-- Opening Marker --
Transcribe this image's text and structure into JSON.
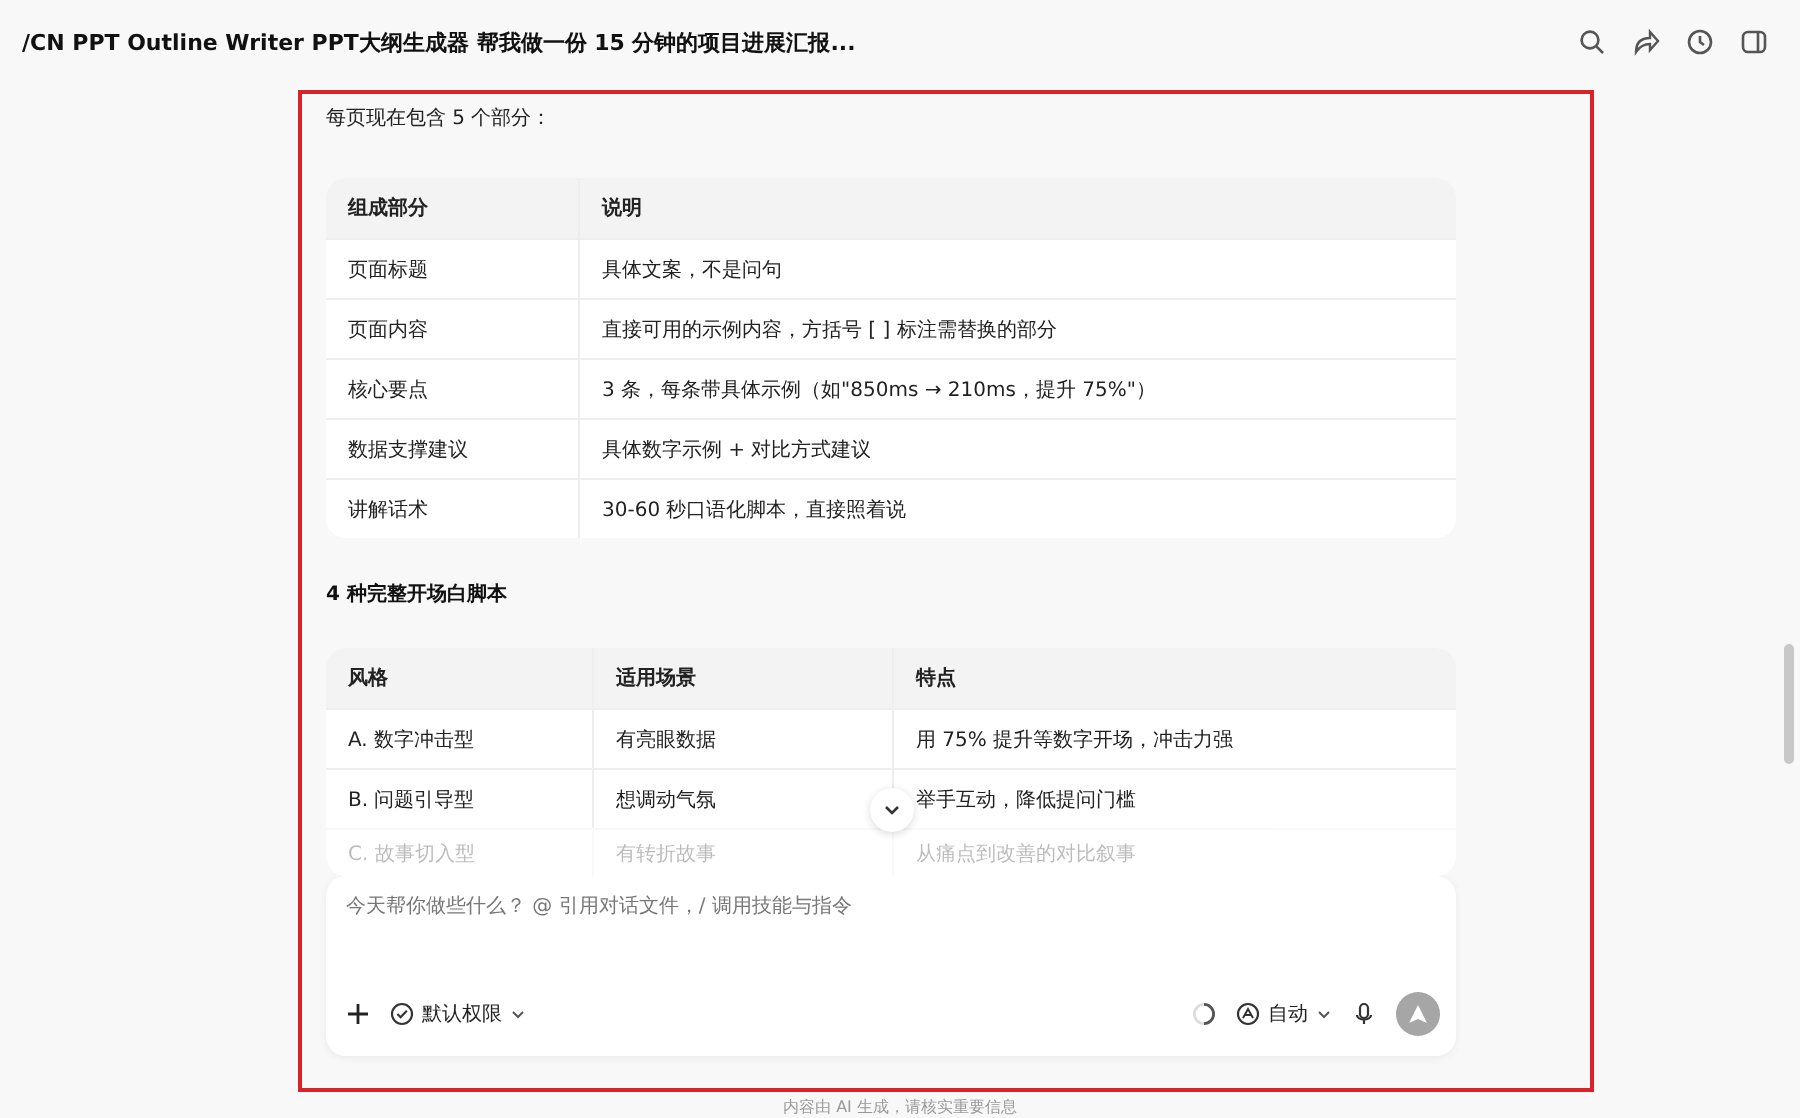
{
  "header": {
    "title": "/CN PPT Outline Writer PPT大纲生成器 帮我做一份 15 分钟的项目进展汇报..."
  },
  "intro": "每页现在包含 5 个部分：",
  "table_1": {
    "columns": [
      "组成部分",
      "说明"
    ],
    "rows": [
      [
        "页面标题",
        "具体文案，不是问句"
      ],
      [
        "页面内容",
        "直接可用的示例内容，方括号 [ ] 标注需替换的部分"
      ],
      [
        "核心要点",
        "3 条，每条带具体示例（如\"850ms → 210ms，提升 75%\"）"
      ],
      [
        "数据支撑建议",
        "具体数字示例 + 对比方式建议"
      ],
      [
        "讲解话术",
        "30-60 秒口语化脚本，直接照着说"
      ]
    ]
  },
  "heading": "4 种完整开场白脚本",
  "table_2": {
    "columns": [
      "风格",
      "适用场景",
      "特点"
    ],
    "rows": [
      {
        "cells": [
          "A. 数字冲击型",
          "有亮眼数据",
          "用 75% 提升等数字开场，冲击力强"
        ],
        "faded": false
      },
      {
        "cells": [
          "B. 问题引导型",
          "想调动气氛",
          "举手互动，降低提问门槛"
        ],
        "faded": false
      },
      {
        "cells": [
          "C. 故事切入型",
          "有转折故事",
          "从痛点到改善的对比叙事"
        ],
        "faded": true
      }
    ]
  },
  "composer": {
    "placeholder": "今天帮你做些什么？ @ 引用对话文件，/ 调用技能与指令",
    "permission": "默认权限",
    "mode": "自动",
    "send_disabled": true
  },
  "footer": "内容由 AI 生成，请核实重要信息"
}
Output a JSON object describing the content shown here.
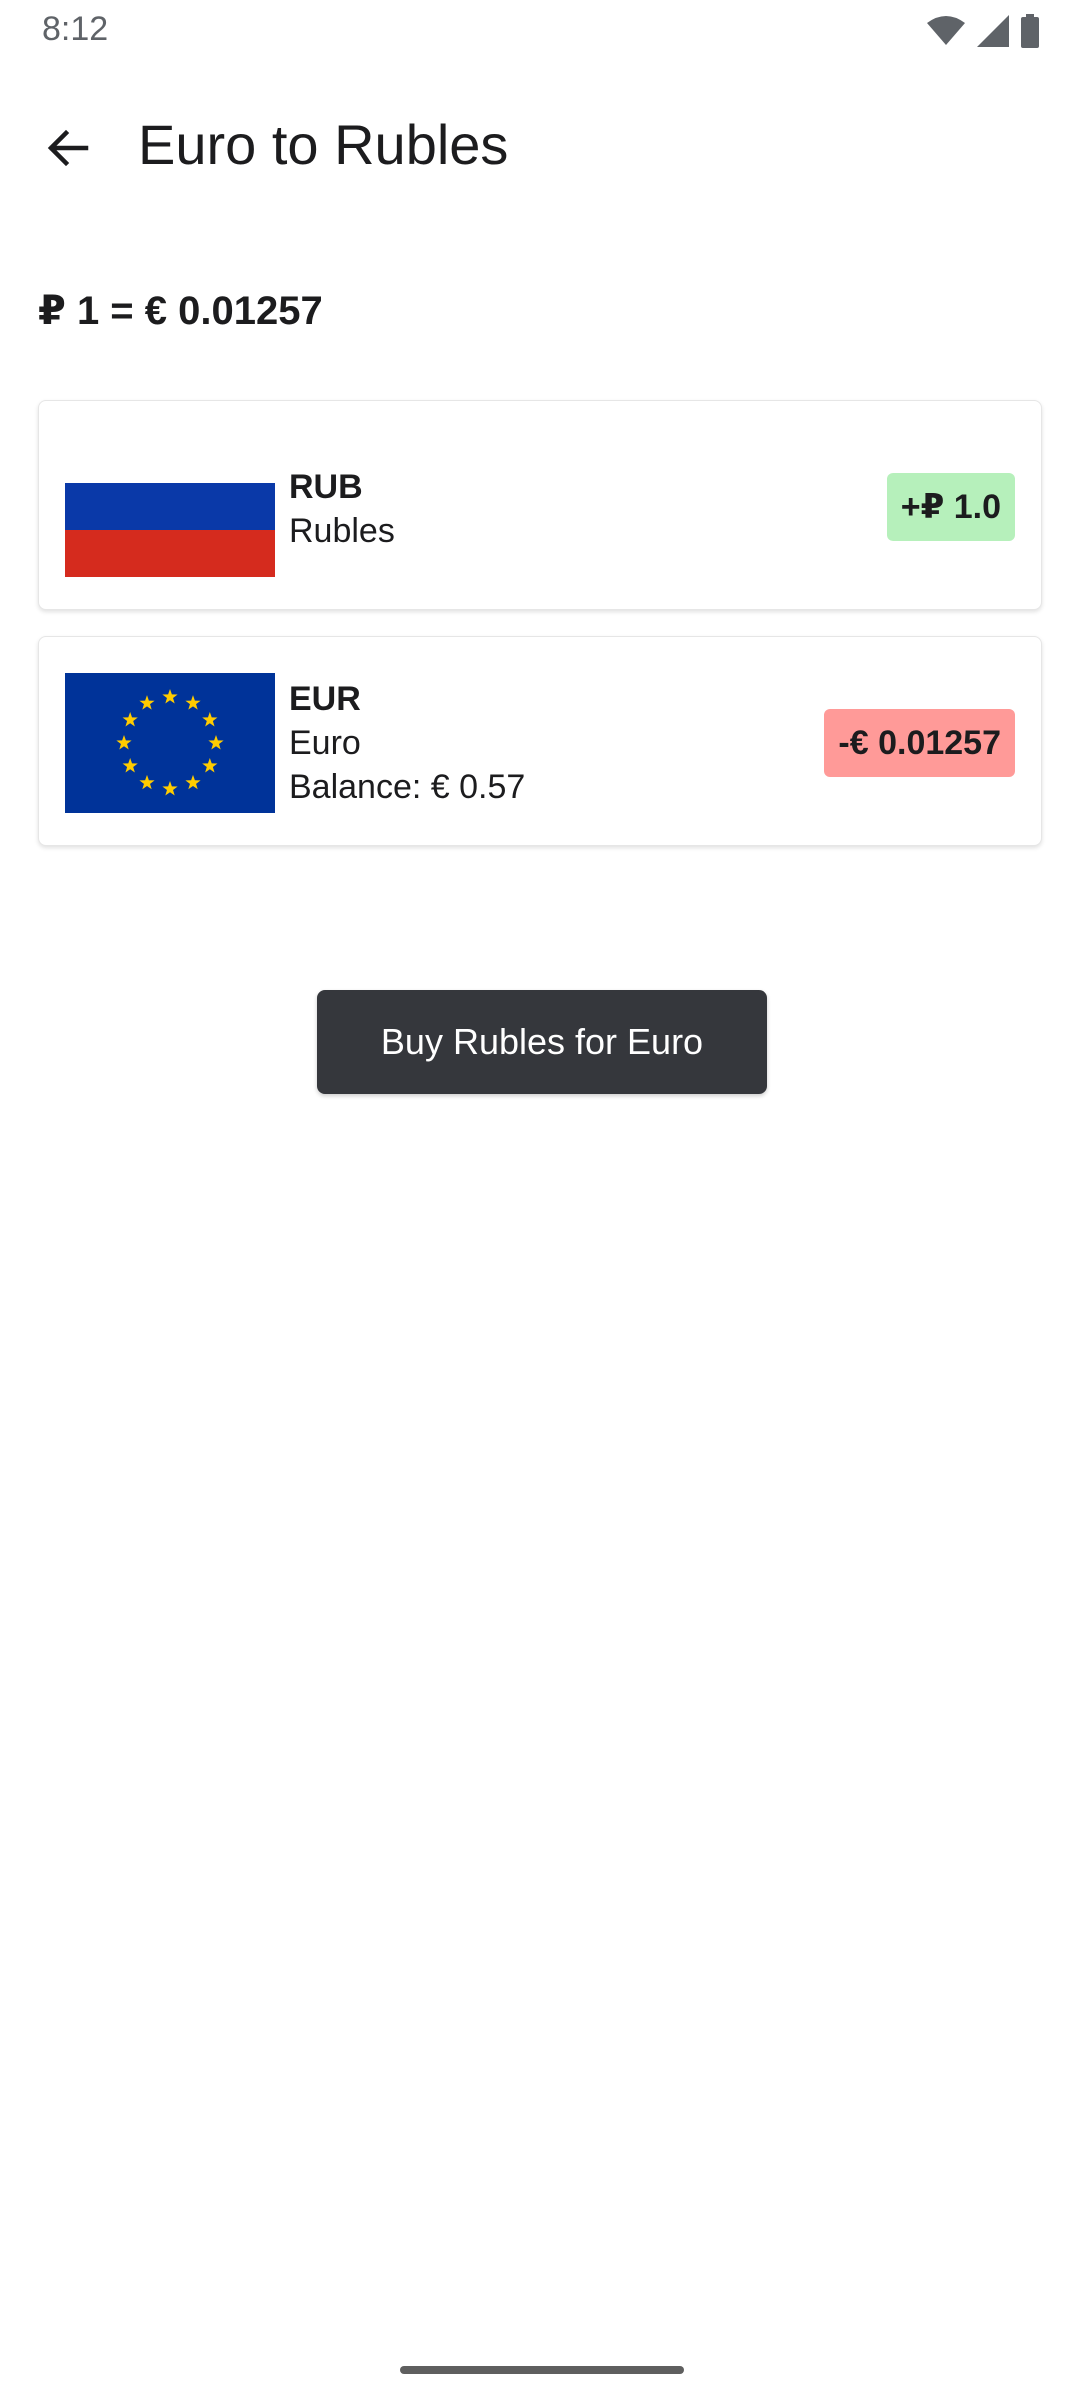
{
  "status_bar": {
    "time": "8:12",
    "icons": [
      "wifi-icon",
      "signal-icon",
      "battery-icon"
    ]
  },
  "app_bar": {
    "back_icon": "arrow-back-icon",
    "title": "Euro to Rubles"
  },
  "rate": {
    "text": "₽ 1 = € 0.01257"
  },
  "cards": [
    {
      "flag": "russia-flag",
      "code": "RUB",
      "name": "Rubles",
      "amount": "+₽ 1.0",
      "amount_color": "#b6f0bb"
    },
    {
      "flag": "eu-flag",
      "code": "EUR",
      "name": "Euro",
      "balance": "Balance: € 0.57",
      "amount": "-€ 0.01257",
      "amount_color": "#ff9a98"
    }
  ],
  "action": {
    "label": "Buy Rubles for Euro"
  },
  "colors": {
    "button_bg": "#35373c",
    "rub_blue": "#0a39a8",
    "rub_red": "#d52b1e",
    "eu_blue": "#003399",
    "eu_star": "#ffcc00"
  }
}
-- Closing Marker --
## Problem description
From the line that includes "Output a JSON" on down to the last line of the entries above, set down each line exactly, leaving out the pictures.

## Answer area
Output a JSON object describing the content shown here.
{
  "status_bar": {
    "time": "8:12",
    "icons": [
      "wifi-icon",
      "signal-icon",
      "battery-icon"
    ]
  },
  "app_bar": {
    "back_icon": "arrow-back-icon",
    "title": "Euro to Rubles"
  },
  "rate": {
    "text": "₽ 1 = € 0.01257"
  },
  "cards": [
    {
      "flag": "russia-flag",
      "code": "RUB",
      "name": "Rubles",
      "amount": "+₽ 1.0",
      "amount_color": "#b6f0bb"
    },
    {
      "flag": "eu-flag",
      "code": "EUR",
      "name": "Euro",
      "balance": "Balance: € 0.57",
      "amount": "-€ 0.01257",
      "amount_color": "#ff9a98"
    }
  ],
  "action": {
    "label": "Buy Rubles for Euro"
  },
  "colors": {
    "button_bg": "#35373c",
    "rub_blue": "#0a39a8",
    "rub_red": "#d52b1e",
    "eu_blue": "#003399",
    "eu_star": "#ffcc00"
  }
}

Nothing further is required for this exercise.